§ What is expected
Retype every entry in its entirety, without alteration.

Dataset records
===============
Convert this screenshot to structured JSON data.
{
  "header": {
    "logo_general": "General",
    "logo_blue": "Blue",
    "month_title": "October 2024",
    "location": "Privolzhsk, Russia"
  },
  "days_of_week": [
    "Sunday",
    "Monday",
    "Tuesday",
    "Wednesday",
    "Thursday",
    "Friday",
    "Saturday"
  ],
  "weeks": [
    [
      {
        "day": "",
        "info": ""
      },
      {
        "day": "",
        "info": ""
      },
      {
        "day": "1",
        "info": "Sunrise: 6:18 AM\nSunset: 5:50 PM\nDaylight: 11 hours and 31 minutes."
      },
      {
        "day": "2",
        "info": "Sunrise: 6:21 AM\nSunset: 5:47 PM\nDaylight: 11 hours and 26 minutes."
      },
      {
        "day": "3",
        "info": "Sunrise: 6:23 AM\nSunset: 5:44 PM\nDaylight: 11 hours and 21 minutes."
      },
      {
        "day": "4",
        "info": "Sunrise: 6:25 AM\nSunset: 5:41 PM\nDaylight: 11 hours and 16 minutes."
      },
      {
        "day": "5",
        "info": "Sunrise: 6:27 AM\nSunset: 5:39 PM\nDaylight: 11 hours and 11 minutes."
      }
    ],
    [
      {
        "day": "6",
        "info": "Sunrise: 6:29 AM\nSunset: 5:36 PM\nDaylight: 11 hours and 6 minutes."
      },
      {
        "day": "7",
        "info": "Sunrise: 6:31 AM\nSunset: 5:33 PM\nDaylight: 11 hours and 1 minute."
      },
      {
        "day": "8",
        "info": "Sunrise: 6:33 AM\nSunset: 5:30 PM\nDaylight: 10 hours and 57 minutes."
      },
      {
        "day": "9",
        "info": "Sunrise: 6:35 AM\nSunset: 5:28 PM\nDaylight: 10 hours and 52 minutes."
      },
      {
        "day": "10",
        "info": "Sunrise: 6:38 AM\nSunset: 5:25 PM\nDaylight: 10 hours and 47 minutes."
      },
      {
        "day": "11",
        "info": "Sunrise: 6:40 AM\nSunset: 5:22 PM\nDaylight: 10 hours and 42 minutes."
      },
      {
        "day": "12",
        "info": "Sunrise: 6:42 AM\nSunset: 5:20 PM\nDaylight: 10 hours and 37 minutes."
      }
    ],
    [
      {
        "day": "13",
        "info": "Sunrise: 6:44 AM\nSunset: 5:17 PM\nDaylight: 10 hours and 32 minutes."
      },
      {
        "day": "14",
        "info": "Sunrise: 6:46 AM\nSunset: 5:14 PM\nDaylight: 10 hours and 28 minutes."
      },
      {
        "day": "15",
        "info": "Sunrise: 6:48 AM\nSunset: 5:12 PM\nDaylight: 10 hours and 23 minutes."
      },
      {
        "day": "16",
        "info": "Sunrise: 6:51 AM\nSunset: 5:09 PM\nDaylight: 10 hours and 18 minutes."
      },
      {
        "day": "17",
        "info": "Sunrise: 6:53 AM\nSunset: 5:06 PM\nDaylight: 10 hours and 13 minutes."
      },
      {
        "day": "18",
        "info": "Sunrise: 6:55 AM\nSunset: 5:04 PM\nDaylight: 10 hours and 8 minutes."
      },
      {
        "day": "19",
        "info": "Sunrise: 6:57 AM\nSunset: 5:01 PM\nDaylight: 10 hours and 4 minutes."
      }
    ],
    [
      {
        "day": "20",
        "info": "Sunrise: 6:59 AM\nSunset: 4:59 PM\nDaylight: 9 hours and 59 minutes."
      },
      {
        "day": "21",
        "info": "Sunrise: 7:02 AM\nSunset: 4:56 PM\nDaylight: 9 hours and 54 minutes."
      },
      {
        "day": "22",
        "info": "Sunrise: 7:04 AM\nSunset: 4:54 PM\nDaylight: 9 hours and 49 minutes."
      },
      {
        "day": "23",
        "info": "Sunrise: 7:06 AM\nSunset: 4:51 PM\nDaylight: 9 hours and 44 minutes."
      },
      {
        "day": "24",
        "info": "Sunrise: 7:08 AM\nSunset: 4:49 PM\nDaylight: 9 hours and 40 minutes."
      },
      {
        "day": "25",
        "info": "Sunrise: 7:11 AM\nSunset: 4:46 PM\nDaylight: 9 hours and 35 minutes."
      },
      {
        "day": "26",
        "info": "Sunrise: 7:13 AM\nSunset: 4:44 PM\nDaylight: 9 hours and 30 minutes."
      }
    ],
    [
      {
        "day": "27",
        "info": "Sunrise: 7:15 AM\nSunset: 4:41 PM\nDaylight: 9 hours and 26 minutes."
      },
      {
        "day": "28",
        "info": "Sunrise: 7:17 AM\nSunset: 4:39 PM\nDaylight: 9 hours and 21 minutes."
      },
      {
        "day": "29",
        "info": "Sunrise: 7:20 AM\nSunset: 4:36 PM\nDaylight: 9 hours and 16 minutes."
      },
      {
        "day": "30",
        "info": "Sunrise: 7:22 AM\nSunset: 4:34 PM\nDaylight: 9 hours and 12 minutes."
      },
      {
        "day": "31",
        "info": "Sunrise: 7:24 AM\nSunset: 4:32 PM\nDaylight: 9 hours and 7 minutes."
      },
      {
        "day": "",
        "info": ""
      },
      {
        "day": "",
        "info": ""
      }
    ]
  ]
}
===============
§ Solved exercise
Convert this screenshot to structured JSON data.
{
  "header": {
    "logo_general": "General",
    "logo_blue": "Blue",
    "month_title": "October 2024",
    "location": "Privolzhsk, Russia"
  },
  "days_of_week": [
    "Sunday",
    "Monday",
    "Tuesday",
    "Wednesday",
    "Thursday",
    "Friday",
    "Saturday"
  ],
  "weeks": [
    [
      {
        "day": "",
        "info": ""
      },
      {
        "day": "",
        "info": ""
      },
      {
        "day": "1",
        "info": "Sunrise: 6:18 AM\nSunset: 5:50 PM\nDaylight: 11 hours and 31 minutes."
      },
      {
        "day": "2",
        "info": "Sunrise: 6:21 AM\nSunset: 5:47 PM\nDaylight: 11 hours and 26 minutes."
      },
      {
        "day": "3",
        "info": "Sunrise: 6:23 AM\nSunset: 5:44 PM\nDaylight: 11 hours and 21 minutes."
      },
      {
        "day": "4",
        "info": "Sunrise: 6:25 AM\nSunset: 5:41 PM\nDaylight: 11 hours and 16 minutes."
      },
      {
        "day": "5",
        "info": "Sunrise: 6:27 AM\nSunset: 5:39 PM\nDaylight: 11 hours and 11 minutes."
      }
    ],
    [
      {
        "day": "6",
        "info": "Sunrise: 6:29 AM\nSunset: 5:36 PM\nDaylight: 11 hours and 6 minutes."
      },
      {
        "day": "7",
        "info": "Sunrise: 6:31 AM\nSunset: 5:33 PM\nDaylight: 11 hours and 1 minute."
      },
      {
        "day": "8",
        "info": "Sunrise: 6:33 AM\nSunset: 5:30 PM\nDaylight: 10 hours and 57 minutes."
      },
      {
        "day": "9",
        "info": "Sunrise: 6:35 AM\nSunset: 5:28 PM\nDaylight: 10 hours and 52 minutes."
      },
      {
        "day": "10",
        "info": "Sunrise: 6:38 AM\nSunset: 5:25 PM\nDaylight: 10 hours and 47 minutes."
      },
      {
        "day": "11",
        "info": "Sunrise: 6:40 AM\nSunset: 5:22 PM\nDaylight: 10 hours and 42 minutes."
      },
      {
        "day": "12",
        "info": "Sunrise: 6:42 AM\nSunset: 5:20 PM\nDaylight: 10 hours and 37 minutes."
      }
    ],
    [
      {
        "day": "13",
        "info": "Sunrise: 6:44 AM\nSunset: 5:17 PM\nDaylight: 10 hours and 32 minutes."
      },
      {
        "day": "14",
        "info": "Sunrise: 6:46 AM\nSunset: 5:14 PM\nDaylight: 10 hours and 28 minutes."
      },
      {
        "day": "15",
        "info": "Sunrise: 6:48 AM\nSunset: 5:12 PM\nDaylight: 10 hours and 23 minutes."
      },
      {
        "day": "16",
        "info": "Sunrise: 6:51 AM\nSunset: 5:09 PM\nDaylight: 10 hours and 18 minutes."
      },
      {
        "day": "17",
        "info": "Sunrise: 6:53 AM\nSunset: 5:06 PM\nDaylight: 10 hours and 13 minutes."
      },
      {
        "day": "18",
        "info": "Sunrise: 6:55 AM\nSunset: 5:04 PM\nDaylight: 10 hours and 8 minutes."
      },
      {
        "day": "19",
        "info": "Sunrise: 6:57 AM\nSunset: 5:01 PM\nDaylight: 10 hours and 4 minutes."
      }
    ],
    [
      {
        "day": "20",
        "info": "Sunrise: 6:59 AM\nSunset: 4:59 PM\nDaylight: 9 hours and 59 minutes."
      },
      {
        "day": "21",
        "info": "Sunrise: 7:02 AM\nSunset: 4:56 PM\nDaylight: 9 hours and 54 minutes."
      },
      {
        "day": "22",
        "info": "Sunrise: 7:04 AM\nSunset: 4:54 PM\nDaylight: 9 hours and 49 minutes."
      },
      {
        "day": "23",
        "info": "Sunrise: 7:06 AM\nSunset: 4:51 PM\nDaylight: 9 hours and 44 minutes."
      },
      {
        "day": "24",
        "info": "Sunrise: 7:08 AM\nSunset: 4:49 PM\nDaylight: 9 hours and 40 minutes."
      },
      {
        "day": "25",
        "info": "Sunrise: 7:11 AM\nSunset: 4:46 PM\nDaylight: 9 hours and 35 minutes."
      },
      {
        "day": "26",
        "info": "Sunrise: 7:13 AM\nSunset: 4:44 PM\nDaylight: 9 hours and 30 minutes."
      }
    ],
    [
      {
        "day": "27",
        "info": "Sunrise: 7:15 AM\nSunset: 4:41 PM\nDaylight: 9 hours and 26 minutes."
      },
      {
        "day": "28",
        "info": "Sunrise: 7:17 AM\nSunset: 4:39 PM\nDaylight: 9 hours and 21 minutes."
      },
      {
        "day": "29",
        "info": "Sunrise: 7:20 AM\nSunset: 4:36 PM\nDaylight: 9 hours and 16 minutes."
      },
      {
        "day": "30",
        "info": "Sunrise: 7:22 AM\nSunset: 4:34 PM\nDaylight: 9 hours and 12 minutes."
      },
      {
        "day": "31",
        "info": "Sunrise: 7:24 AM\nSunset: 4:32 PM\nDaylight: 9 hours and 7 minutes."
      },
      {
        "day": "",
        "info": ""
      },
      {
        "day": "",
        "info": ""
      }
    ]
  ]
}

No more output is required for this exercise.